In Egypt, after the 21st Dynasty pharaoh Shoshenq I’s foray into the southern Levant, the area encompassing today’s Israel, Egyptian rulers remained tethered to Egypt. The Libyan pharaohs of Egypt’s 22nd and 23rd Dynasties do not appear to have invaded the kingdoms of Judah or Israel, allowing for an extended stretch of peace in the southwest. The Arameans to the north were weakened by the Assyrian expansion out of the region of today’s northern Iraq, and the Assyrians had yet to expand into the Kingdom of Israel as they later would under the rule of Tiglath-Pileser III.

This period of peace and expansion of wealth is reflected in the archaeology.

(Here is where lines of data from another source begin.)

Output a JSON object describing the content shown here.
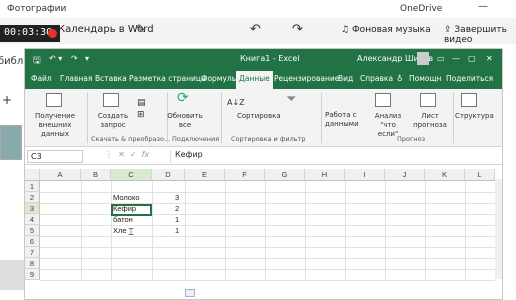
{
  "photos": {
    "app_title": "Фотографии",
    "onedrive_label": "OneDrive",
    "recorder_time": "00:03:30",
    "video_title": "Календарь в Word",
    "music_button": "Фоновая музыка",
    "finish_button": "Завершить видео",
    "sidebar_text": "библи"
  },
  "excel": {
    "window_title": "Книга1 - Excel",
    "user_name": "Александр Шихов",
    "title_buttons": [
      "▭",
      "—",
      "▢",
      "✕"
    ],
    "tabs": [
      "Файл",
      "Главная",
      "Вставка",
      "Разметка страницы",
      "Формулы",
      "Данные",
      "Рецензирование",
      "Вид",
      "Справка",
      "Помощн",
      "Поделиться"
    ],
    "active_tab": "Данные",
    "ribbon": {
      "get_data": "Получение\nвнешних данных",
      "create_query": "Создать\nзапрос",
      "refresh_all": "Обновить\nвсе",
      "sort": "Сортировка",
      "filter": "",
      "data_tools": "Работа с\nданными",
      "what_if": "Анализ \"что\nесли\"",
      "forecast": "Лист\nпрогноза",
      "outline": "Структура",
      "group_get_transform": "Скачать & преобразо...",
      "group_connections": "Подключения",
      "group_sort_filter": "Сортировка и фильтр",
      "group_forecast": "Прогноз"
    },
    "name_box": "C3",
    "formula_value": "Кефир",
    "columns": [
      "A",
      "B",
      "C",
      "D",
      "E",
      "F",
      "G",
      "H",
      "I",
      "J",
      "K",
      "L"
    ],
    "rows": [
      "1",
      "2",
      "3",
      "4",
      "5",
      "6",
      "7",
      "8",
      "9"
    ],
    "cells": {
      "C2": "Молоко",
      "D2": "3",
      "C3": "Кефир",
      "D3": "2",
      "C4": "батон",
      "D4": "1",
      "C5": "Хле",
      "D5": "1"
    }
  }
}
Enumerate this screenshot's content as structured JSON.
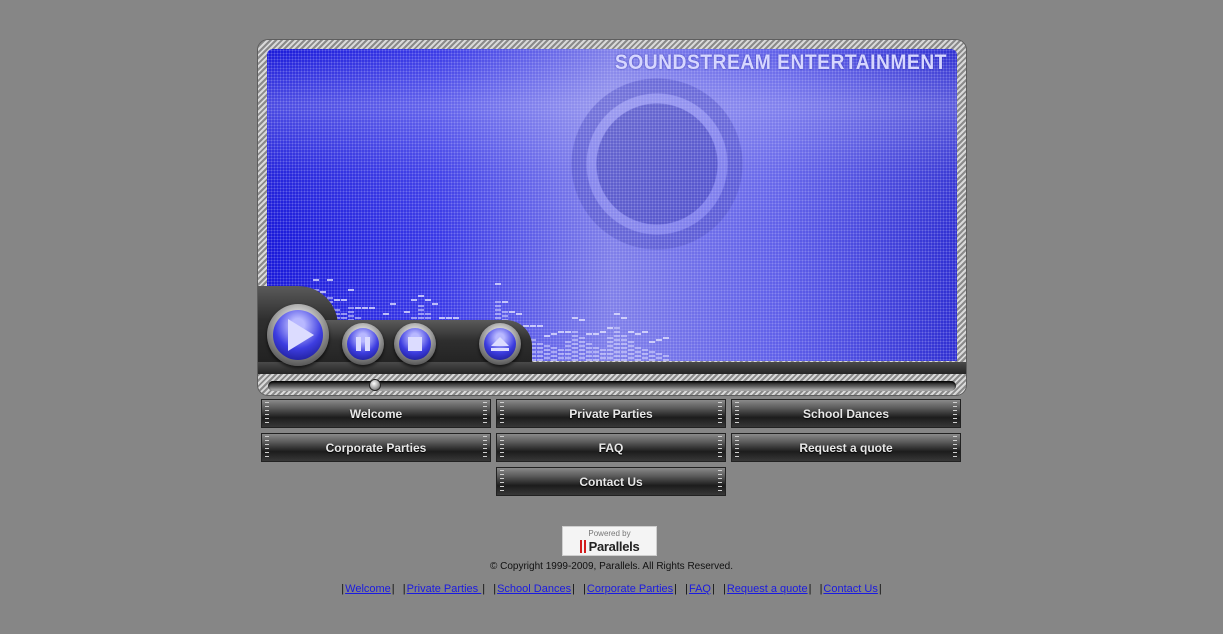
{
  "brand": "SOUNDSTREAM ENTERTAINMENT",
  "player": {
    "play_icon": "play-icon",
    "pause_icon": "pause-icon",
    "stop_icon": "stop-icon",
    "eject_icon": "eject-icon",
    "seek_position": 0.15,
    "accent": "#2a2ae0"
  },
  "nav": [
    "Welcome",
    "Private Parties",
    "School Dances",
    "Corporate Parties",
    "FAQ",
    "Request a quote",
    "Contact Us"
  ],
  "powered": {
    "small": "Powered by",
    "name": "Parallels"
  },
  "copyright": "© Copyright 1999-2009, Parallels. All Rights Reserved.",
  "footer_links": [
    "Welcome",
    "Private Parties ",
    "School Dances",
    "Corporate Parties",
    "FAQ",
    "Request a quote",
    "Contact Us"
  ]
}
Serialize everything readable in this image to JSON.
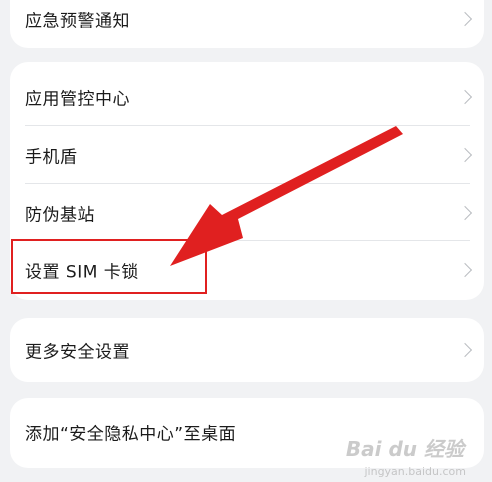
{
  "settings": {
    "card1": {
      "items": [
        {
          "label": "应急预警通知"
        }
      ]
    },
    "card2": {
      "items": [
        {
          "label": "应用管控中心"
        },
        {
          "label": "手机盾"
        },
        {
          "label": "防伪基站"
        },
        {
          "label": "设置 SIM 卡锁"
        }
      ]
    },
    "card3": {
      "items": [
        {
          "label": "更多安全设置"
        }
      ]
    },
    "card4": {
      "items": [
        {
          "label": "添加“安全隐私中心”至桌面"
        }
      ]
    }
  },
  "annotation": {
    "arrow_color": "#e02020",
    "highlight_color": "#e02020"
  },
  "watermark": {
    "logo_text": "Bai du 经验",
    "sub_text": "jingyan.baidu.com"
  }
}
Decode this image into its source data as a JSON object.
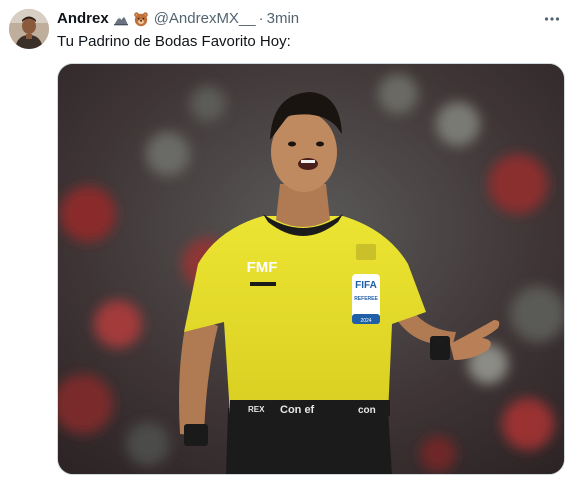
{
  "author": {
    "display_name": "Andrex",
    "handle": "@AndrexMX__",
    "timestamp": "3min",
    "badges": [
      "mountain-icon",
      "bear-face-icon"
    ]
  },
  "tweet": {
    "text": "Tu Padrino de Bodas Favorito Hoy:"
  },
  "media": {
    "jersey_text": {
      "fmf": "FMF",
      "fifa": "FIFA",
      "referee": "REFEREE",
      "year": "2024",
      "sponsor": "Con ef",
      "sponsor_short": "con",
      "waist": "REX"
    }
  },
  "actions": {
    "more_icon": "more-horizontal-icon"
  },
  "colors": {
    "text_primary": "#0f1419",
    "text_secondary": "#536471",
    "jersey_yellow": "#e6dc2c",
    "border": "#cfd9de"
  }
}
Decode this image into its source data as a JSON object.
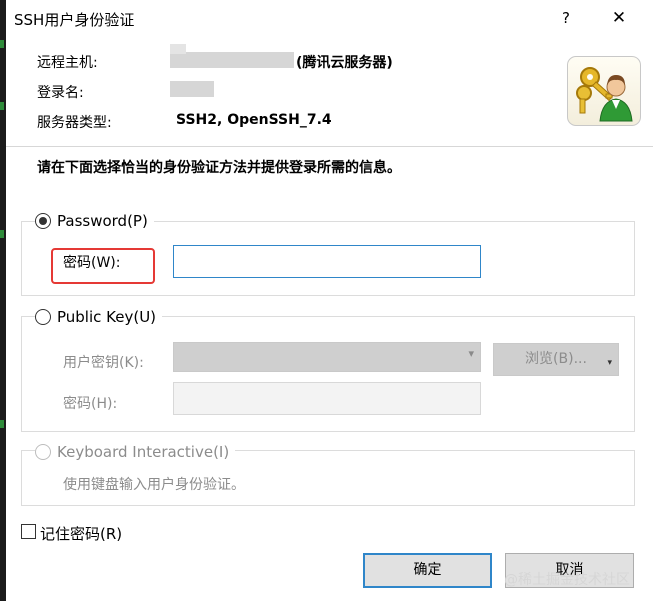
{
  "window": {
    "title": "SSH用户身份验证",
    "help_glyph": "?",
    "close_glyph": "✕"
  },
  "info": {
    "host_label": "远程主机:",
    "host_suffix": "(腾讯云服务器)",
    "login_label": "登录名:",
    "server_type_label": "服务器类型:",
    "server_type_value": "SSH2, OpenSSH_7.4"
  },
  "icon": "keys-user-icon",
  "instruction": "请在下面选择恰当的身份验证方法并提供登录所需的信息。",
  "methods": {
    "password": {
      "label": "Password(P)",
      "selected": true,
      "field_label": "密码(W):",
      "value": ""
    },
    "public_key": {
      "label": "Public Key(U)",
      "selected": false,
      "key_label": "用户密钥(K):",
      "browse_label": "浏览(B)...",
      "passphrase_label": "密码(H):"
    },
    "keyboard_interactive": {
      "label": "Keyboard Interactive(I)",
      "selected": false,
      "description": "使用键盘输入用户身份验证。"
    }
  },
  "remember_password": {
    "label": "记住密码(R)",
    "checked": false
  },
  "buttons": {
    "ok": "确定",
    "cancel": "取消"
  },
  "watermark": "@稀土掘金技术社区"
}
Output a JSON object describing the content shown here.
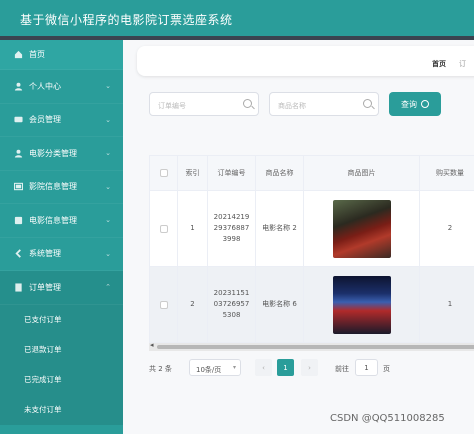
{
  "app": {
    "title": "基于微信小程序的电影院订票选座系统"
  },
  "sidebar": {
    "items": [
      {
        "label": "首页",
        "icon": "home-icon"
      },
      {
        "label": "个人中心",
        "icon": "user-icon"
      },
      {
        "label": "会员管理",
        "icon": "card-icon"
      },
      {
        "label": "电影分类管理",
        "icon": "user-icon"
      },
      {
        "label": "影院信息管理",
        "icon": "cinema-icon"
      },
      {
        "label": "电影信息管理",
        "icon": "film-icon"
      },
      {
        "label": "系统管理",
        "icon": "chevron-left-icon"
      },
      {
        "label": "订单管理",
        "icon": "order-icon"
      }
    ],
    "subitems": [
      "已支付订单",
      "已退款订单",
      "已完成订单",
      "未支付订单"
    ]
  },
  "breadcrumb": {
    "home": "首页",
    "current": "订"
  },
  "search": {
    "order_placeholder": "订单编号",
    "name_placeholder": "商品名称",
    "button_label": "查询"
  },
  "table": {
    "headers": [
      "索引",
      "订单编号",
      "商品名称",
      "商品图片",
      "购买数量"
    ],
    "rows": [
      {
        "index": "1",
        "order_no": "20214219 29376887 3998",
        "name": "电影名称 2",
        "qty": "2"
      },
      {
        "index": "2",
        "order_no": "20231151 03726957 5308",
        "name": "电影名称 6",
        "qty": "1"
      }
    ]
  },
  "pager": {
    "total": "共 2 条",
    "page_size": "10条/页",
    "current": "1",
    "goto_prefix": "前往",
    "goto_value": "1",
    "goto_suffix": "页"
  },
  "watermark": "CSDN @QQ511008285"
}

Judging by the archaeology, the Iron IIB period was a prosperous one for the Kingdom of Israel. The Kingdom of Israel contained dozens of cities, the larger ones of which included fortification systems, administrative buildings and water supply systems. There were hundreds of villages and farms. The area of its control stretched from the port of Dor in the northwest, Hazor in the north, Gezer in the south and into the Jordan Valley at Tel Rehov and Tel Bet She’an. One estimate is of a population of 350,000 at that time. This population appears to have been heterogeneous, including non-Israelites, likely absorbed into the Kingdom of Israel as it expanded.

The image above is of the site of Samaria, from where the Kingdom of Israel was ruled in the Iron IIB period.

The Seal of a Servant of YHWH

Credit: BiblePlaces.com, Harvard Semitic Museum

In Exodus 3, Moses was tending to his father-in-law Jethro’s flock when God appeared to Moses from the flames of a burning bush. God revealed to Moses that he had seen the Israelite suffering and that he was appointing Moses to go to the Pharaoh and to lead the Israelites out of Egypt.

Moses asked God what his name is. “God said to Moses, I am who I am. This is what you are to say to the Israelites: I am has sent me to you. God also said to Moses, Say to the Israelites, YHWH, the God of your fathers, the God of Abraham, the God of Isaac and the God of Jacob, has sent me to you. This is my name forever, the name you shall call me from generation to generation.”

In the ancient Near East, seals were used to signify ownership or authority. A seal could be used to create an impression on wet clay, affixed directly to a letter, or be tied through a hole in the seal to the threads at the edge of document.

The Seal of Miqneyaw is a red jasper seal that appeared on the antiquities market in Jerusalem. The text on the seal reads “Belonging to Miqneyaw, servant of YHWH.” The letters are written in negative, meaning in reverse, so that when stamped the letters appear correctly. The language on the text is notable for the language “servant of YHWH,” as in the Bible Moses is referred to similarly: “and they believed in the Lord and in his servant Moses.” And it is significant for being the oldest seal to feature the name YHWH.

The seal is written in the archaic form of the Hebrew alphabet, not on our modern day Hebrew letters. This alphabet evolved over time, originating as objects whose first letter was used to represent a sound, to more abstract forms. Based on the shapes of the letters, the seal is estimated to have originated in the early half of the 8th century BCE, during the Iron IIB period.

The Seal of Miqneyaw, shown above, is kept at the Harvard Museum of the Ancient Near East.